Image of a light bulbView Light
Visible light is just a small part of the electromagnetic spectrum. Scientists use various telescopes to detect the full range of electromagnetic waves emitted by objects in space. NASA can help you teach your students that there's more to light than what they can see.

Image of a movie clip that reads Introduction - Newton's law of motion.View Newton's Law
This e-Tutorial on the laws of motion explains Newton's three laws of motion with some help from extreme sports, driver's education, french fries, ketchup, and the astronauts on the International Space Station.

Image of a powerpoint slide.View Earth Science
Earth is the only planet we know of that sustains life. From a vantage point above Earth, we can view the planet as a whole system, observe the results of complex interactions, and begin to understand how our planet is changing. This podcast introduces an Earth system science curriculum supplement called Astro-Venture, an interactive, multimedia Web environment highlighting astronomy, geology, biology and atmospheric science.

Image of a powerpoint slide.View Plants
Plant growth will be an important part of future space exploration as NASA plans for long-duration missions to the Moon. Scientists anticipate that astronauts will need to be able to grow plants on the Moon to supplement meals. NASA and the International Technology Education Association present the NASA Engineering Design Challenge: Lunar Plant Growth Chamber. Elementary, middle, and high school students design, build, and evaluate lunar plant growth chambers — while engaging in research- and standards-based learning experiences. Students participate in the engineering design process and learn how to conduct a scientific experiment.

Image of the DAWN spacecraft.View Clickworkers
Teachers, get your students hooked on science with Clickworkers. Use real data, and work with real scientists! Surface features help astronomers learn more about solar system bodies. Developing the critical eye needed to identify and measure surface features in images takes a considerable amount of practice. Clickworkers offers you the opportunity to fine-tune your skills. The Clickworkers program presents a series of images from which you can identify and measure the diameter of craters on two solar system bodies (Mars, Eros). In preparation for critically examining the images of the asteroids, Vesta and Ceres, that will be received from the Dawn spacecraft. You can count and measure craters using  data obtained from the Near Earth Asteroid Rendezvous (NEAR) spacecraft of asteroid Eros and Mars surface images from the Mars Global Surveyor.

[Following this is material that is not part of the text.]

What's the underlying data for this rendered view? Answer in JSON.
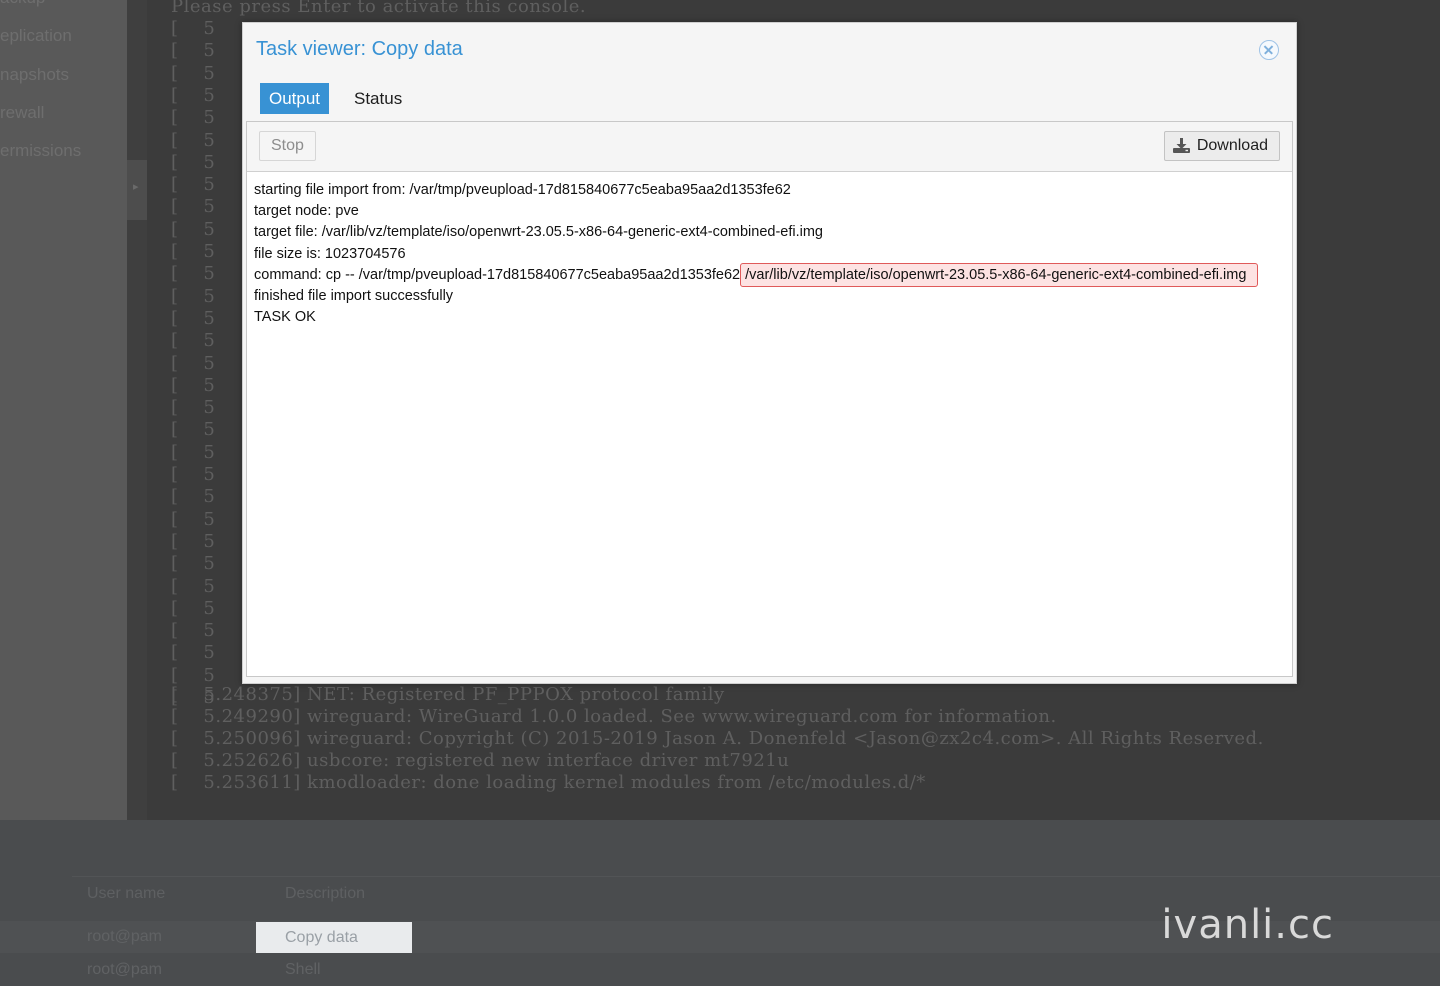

Image of a Lunar crater.View Cratering
Our solar system bodies exist because of impact cratering and accretion, which grows planets. As we explore the solar system, it has become apparent that most of the surfaces of the rocky planets and moons show evidence of the same sort of intense cratering that we have long seen on our Moon, Mercury, parts of Mars, and on its moons Deimos and Phobos. What do we learn from these observations? When did life on Earth start? What does cratering tell us about other planets? How old are some surface units? What is the nature of surface modification?